When you copy the material below, keep every line exact and leave each picture out.
◇ ◇ ◇ ◇
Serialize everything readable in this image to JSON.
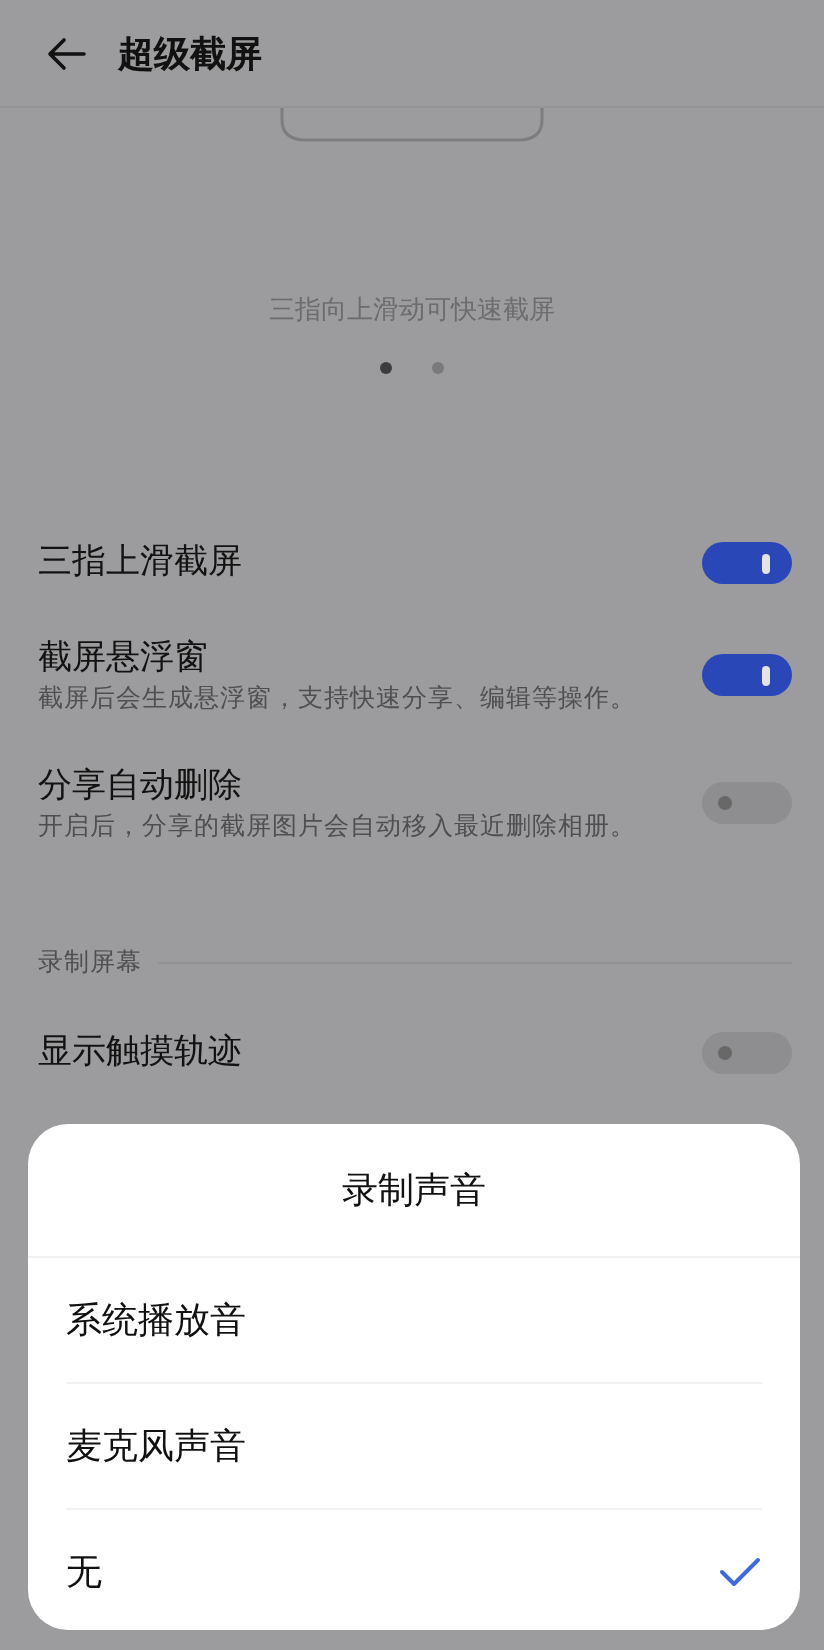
{
  "header": {
    "title": "超级截屏"
  },
  "preview": {
    "caption": "三指向上滑动可快速截屏",
    "pages": [
      {
        "selected": true
      },
      {
        "selected": false
      }
    ]
  },
  "settings": [
    {
      "kind": "toggle",
      "title": "三指上滑截屏",
      "on": true
    },
    {
      "kind": "toggle",
      "title": "截屏悬浮窗",
      "subtitle": "截屏后会生成悬浮窗，支持快速分享、编辑等操作。",
      "on": true
    },
    {
      "kind": "toggle",
      "title": "分享自动删除",
      "subtitle": "开启后，分享的截屏图片会自动移入最近删除相册。",
      "on": false
    },
    {
      "kind": "section",
      "title": "录制屏幕"
    },
    {
      "kind": "toggle",
      "title": "显示触摸轨迹",
      "on": false
    }
  ],
  "sheet": {
    "title": "录制声音",
    "options": [
      {
        "label": "系统播放音",
        "selected": false
      },
      {
        "label": "麦克风声音",
        "selected": false
      },
      {
        "label": "无",
        "selected": true
      }
    ]
  }
}
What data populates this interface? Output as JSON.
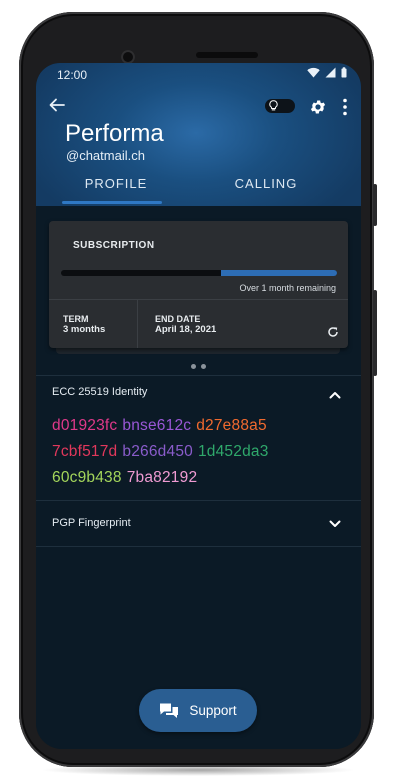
{
  "status_bar": {
    "time": "12:00"
  },
  "header": {
    "title": "Performa",
    "handle": "@chatmail.ch",
    "tabs": [
      {
        "label": "PROFILE",
        "active": true
      },
      {
        "label": "CALLING",
        "active": false
      }
    ],
    "icons": [
      "back-arrow-icon",
      "theme-toggle-icon",
      "gear-icon",
      "more-vert-icon"
    ]
  },
  "subscription": {
    "label": "SUBSCRIPTION",
    "progress_used_fraction": 0.58,
    "remaining_text": "Over 1 month remaining",
    "term_label": "TERM",
    "term_value": "3 months",
    "end_date_label": "END DATE",
    "end_date_value": "April 18, 2021"
  },
  "identity": {
    "title": "ECC 25519 Identity",
    "expanded": true,
    "fingerprint": [
      {
        "text": "d01923fc",
        "color": "#e0398a"
      },
      {
        "text": "bnse612c",
        "color": "#9a57d6"
      },
      {
        "text": "d27e88a5",
        "color": "#f06a2f"
      },
      {
        "text": "7cbf517d",
        "color": "#e2385c"
      },
      {
        "text": "b266d450",
        "color": "#8a5ccb"
      },
      {
        "text": "1d452da3",
        "color": "#2fa86b"
      },
      {
        "text": "60c9b438",
        "color": "#a4d65b"
      },
      {
        "text": "7ba82192",
        "color": "#f09bd3"
      }
    ]
  },
  "pgp": {
    "title": "PGP Fingerprint",
    "expanded": false
  },
  "support_button": {
    "label": "Support"
  },
  "colors": {
    "accent": "#2d6db5",
    "header": "#1a4f80",
    "background": "#0b1a26",
    "card": "#2a2d31"
  }
}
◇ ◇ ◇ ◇
Response area:
Serialize everything readable in this image to JSON.
{
  "header": {
    "title": "超级截屏"
  },
  "preview": {
    "caption": "三指向上滑动可快速截屏",
    "pages": [
      {
        "selected": true
      },
      {
        "selected": false
      }
    ]
  },
  "settings": [
    {
      "kind": "toggle",
      "title": "三指上滑截屏",
      "on": true
    },
    {
      "kind": "toggle",
      "title": "截屏悬浮窗",
      "subtitle": "截屏后会生成悬浮窗，支持快速分享、编辑等操作。",
      "on": true
    },
    {
      "kind": "toggle",
      "title": "分享自动删除",
      "subtitle": "开启后，分享的截屏图片会自动移入最近删除相册。",
      "on": false
    },
    {
      "kind": "section",
      "title": "录制屏幕"
    },
    {
      "kind": "toggle",
      "title": "显示触摸轨迹",
      "on": false
    }
  ],
  "sheet": {
    "title": "录制声音",
    "options": [
      {
        "label": "系统播放音",
        "selected": false
      },
      {
        "label": "麦克风声音",
        "selected": false
      },
      {
        "label": "无",
        "selected": true
      }
    ]
  }
}
What data populates this interface? Output as JSON.
{
  "status_bar": {
    "time": "12:00"
  },
  "header": {
    "title": "Performa",
    "handle": "@chatmail.ch",
    "tabs": [
      {
        "label": "PROFILE",
        "active": true
      },
      {
        "label": "CALLING",
        "active": false
      }
    ],
    "icons": [
      "back-arrow-icon",
      "theme-toggle-icon",
      "gear-icon",
      "more-vert-icon"
    ]
  },
  "subscription": {
    "label": "SUBSCRIPTION",
    "progress_used_fraction": 0.58,
    "remaining_text": "Over 1 month remaining",
    "term_label": "TERM",
    "term_value": "3 months",
    "end_date_label": "END DATE",
    "end_date_value": "April 18, 2021"
  },
  "identity": {
    "title": "ECC 25519 Identity",
    "expanded": true,
    "fingerprint": [
      {
        "text": "d01923fc",
        "color": "#e0398a"
      },
      {
        "text": "bnse612c",
        "color": "#9a57d6"
      },
      {
        "text": "d27e88a5",
        "color": "#f06a2f"
      },
      {
        "text": "7cbf517d",
        "color": "#e2385c"
      },
      {
        "text": "b266d450",
        "color": "#8a5ccb"
      },
      {
        "text": "1d452da3",
        "color": "#2fa86b"
      },
      {
        "text": "60c9b438",
        "color": "#a4d65b"
      },
      {
        "text": "7ba82192",
        "color": "#f09bd3"
      }
    ]
  },
  "pgp": {
    "title": "PGP Fingerprint",
    "expanded": false
  },
  "support_button": {
    "label": "Support"
  },
  "colors": {
    "accent": "#2d6db5",
    "header": "#1a4f80",
    "background": "#0b1a26",
    "card": "#2a2d31"
  }
}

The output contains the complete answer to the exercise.